» TO DO:
Tally every line of the listing where the string "adjustment" is found, and state the total alone.

⟨

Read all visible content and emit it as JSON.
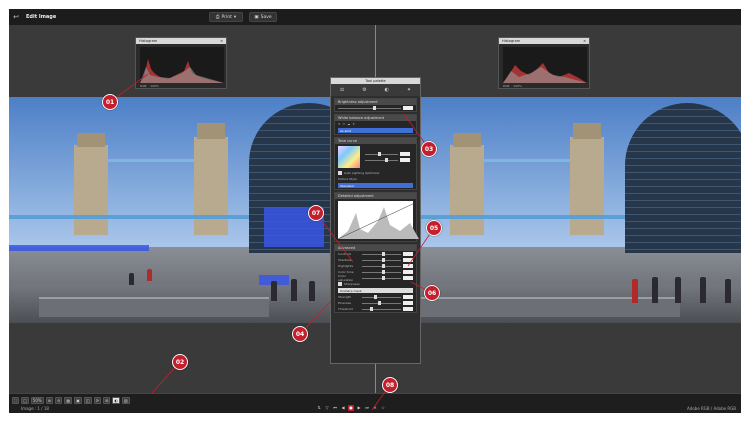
{
  "topbar": {
    "back_icon": "back-arrow-icon",
    "title": "Edit Image",
    "print_label": "Print",
    "save_label": "Save"
  },
  "histogram": {
    "title": "Histogram",
    "footer_left": "RGB",
    "footer_right": "100%"
  },
  "palette": {
    "title": "Tool palette",
    "tabs": [
      "⚖",
      "⚙",
      "◐",
      "✦"
    ],
    "brightness_label": "Brightness adjustment",
    "wb_label": "White balance adjustment",
    "wb_preset": "As shot",
    "tone_label": "Tone curve",
    "auto_lighting_label": "Auto Lighting Optimizer",
    "picture_style_label": "Picture Style",
    "picture_style_value": "Standard",
    "detail_label": "Detailed adjustment",
    "advanced_label": "Advanced",
    "contrast_label": "Contrast",
    "shadows_label": "Shadows",
    "highlights_label": "Highlights",
    "color_tone_label": "Color tone",
    "saturation_label": "Color saturation",
    "sharpness_label": "Sharpness",
    "unsharp_label": "Unsharp mask",
    "strength_label": "Strength",
    "fineness_label": "Fineness",
    "threshold_label": "Threshold"
  },
  "bottombar": {
    "zoom_value": "50%",
    "image_info": "Image : 1 / 18",
    "color_space": "Adobe RGB / Adobe RGB"
  },
  "callouts": [
    "01",
    "02",
    "03",
    "04",
    "05",
    "06",
    "07",
    "08"
  ],
  "colors": {
    "callout": "#c41f2d",
    "clipping_highlight": "#3a56e6",
    "background": "#3a3a3a"
  }
}
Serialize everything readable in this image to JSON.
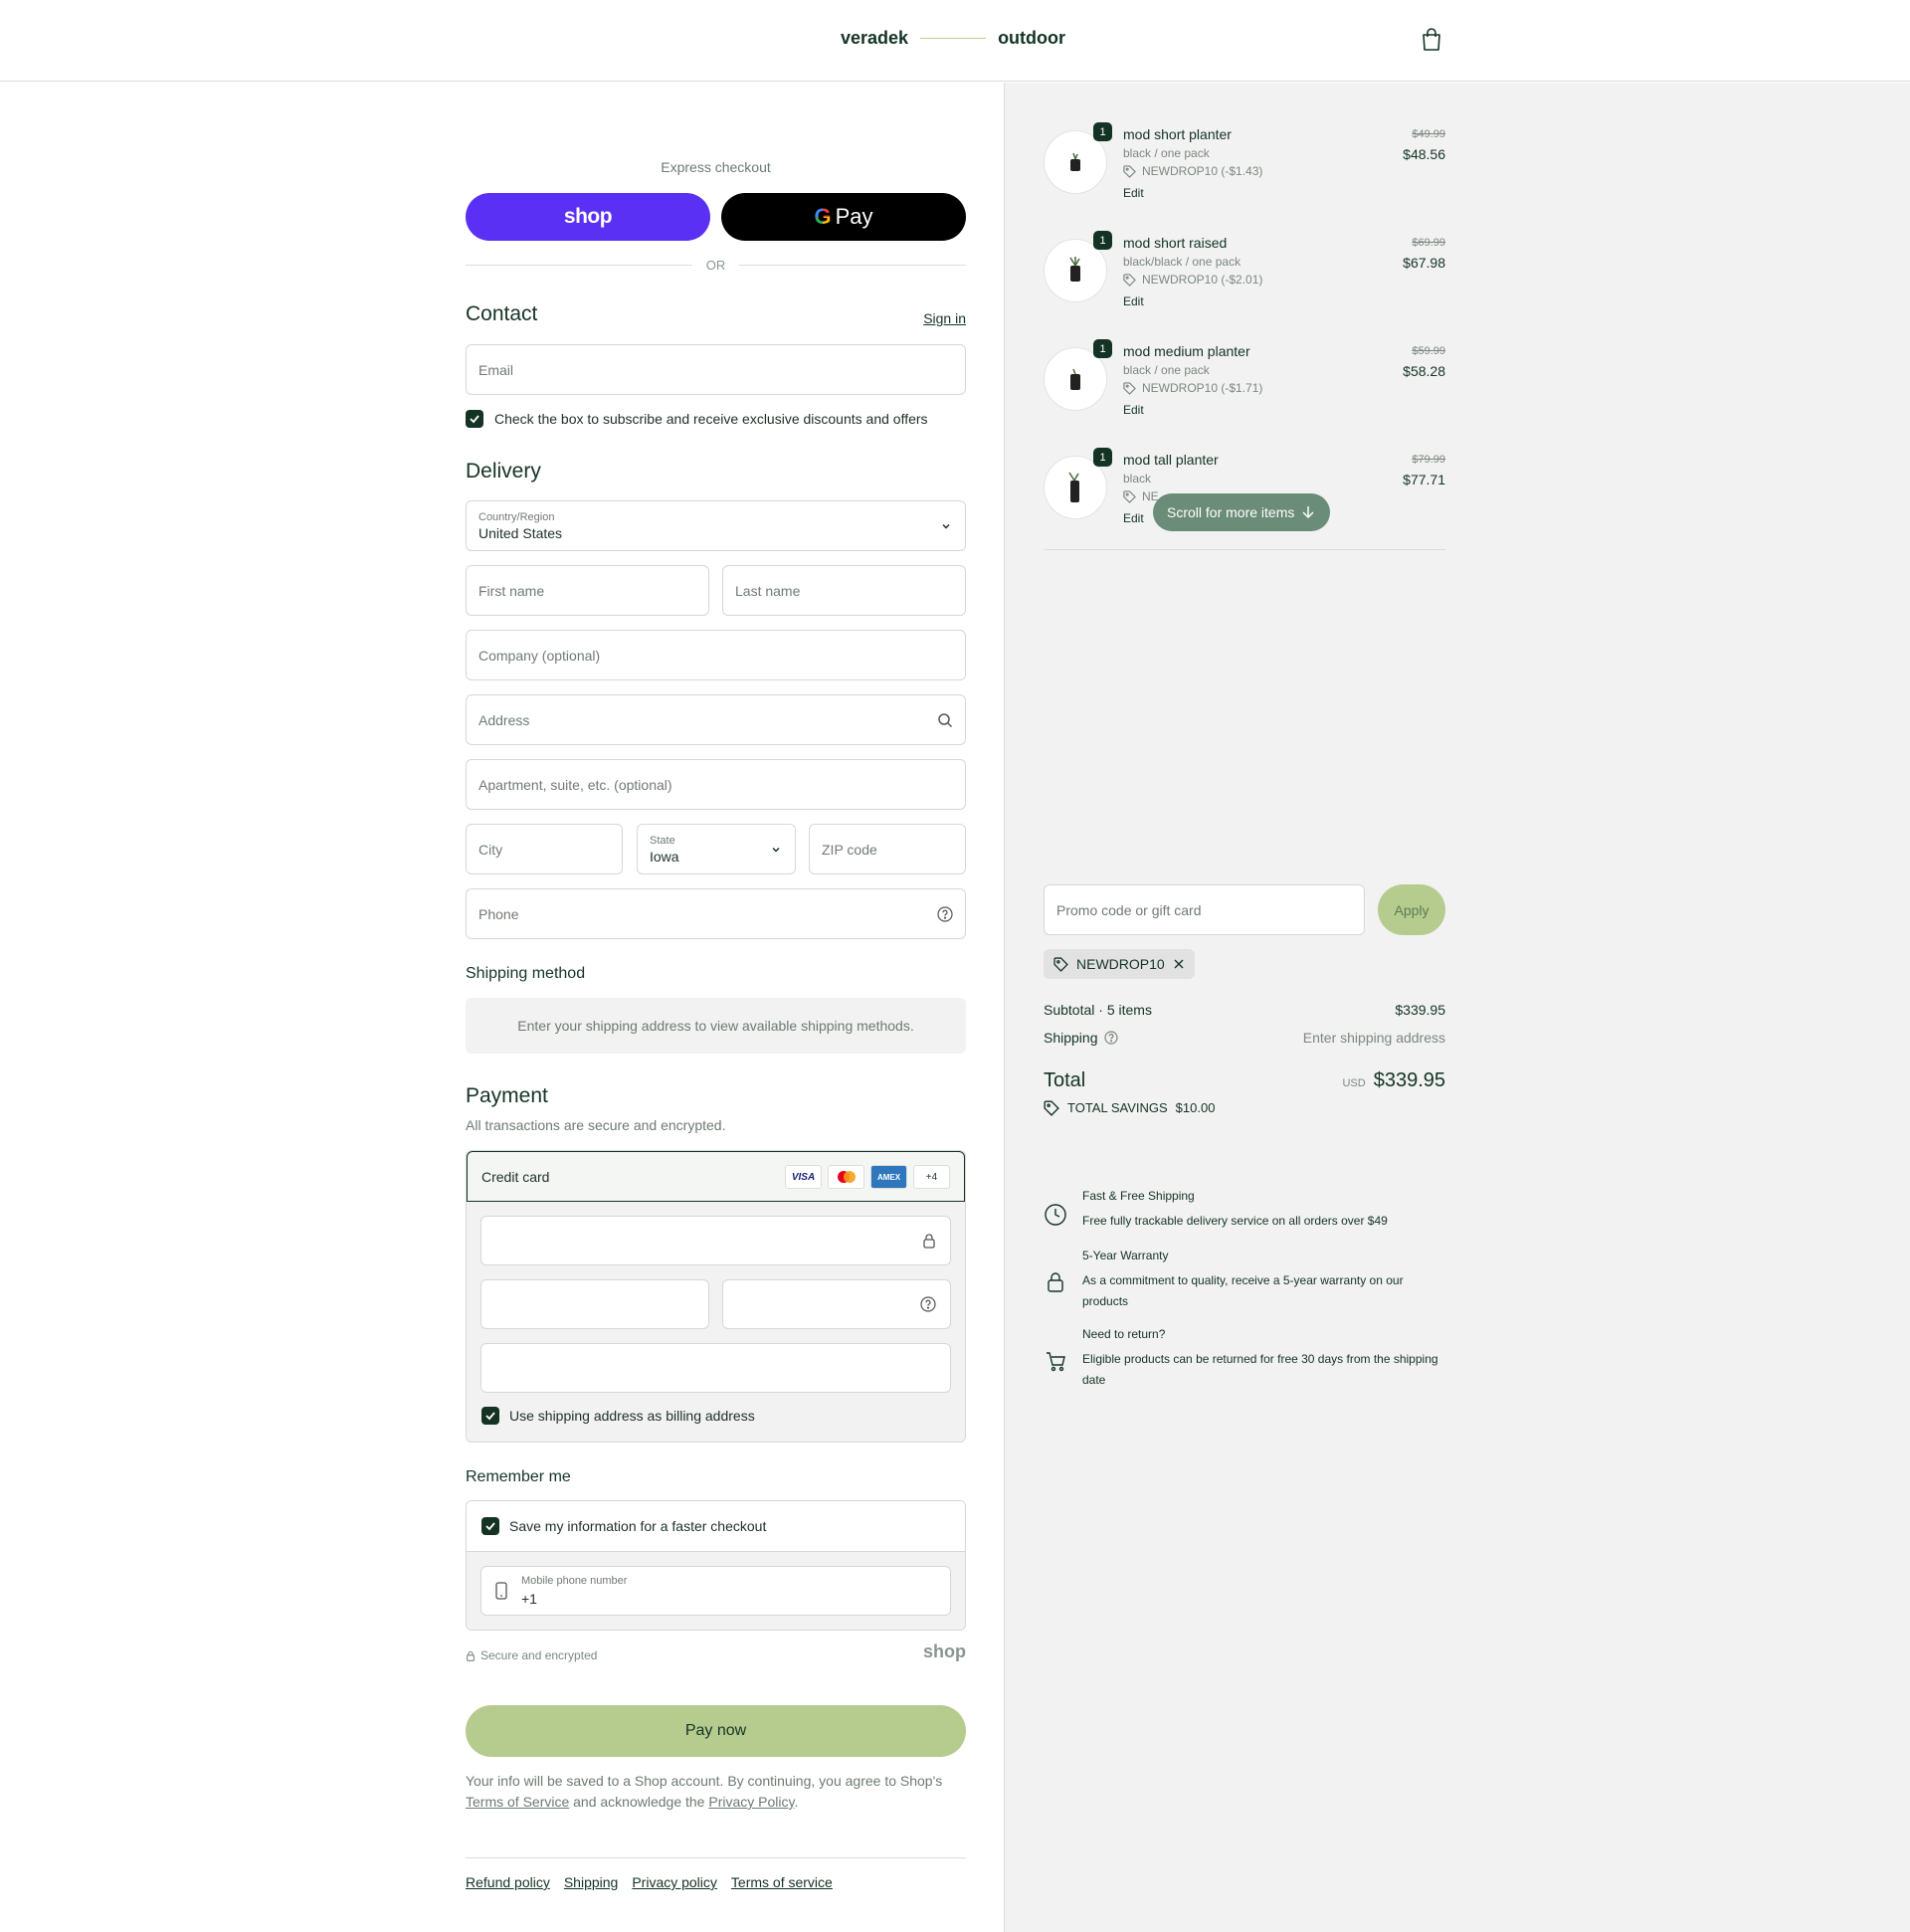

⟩

» SOLUTION:
3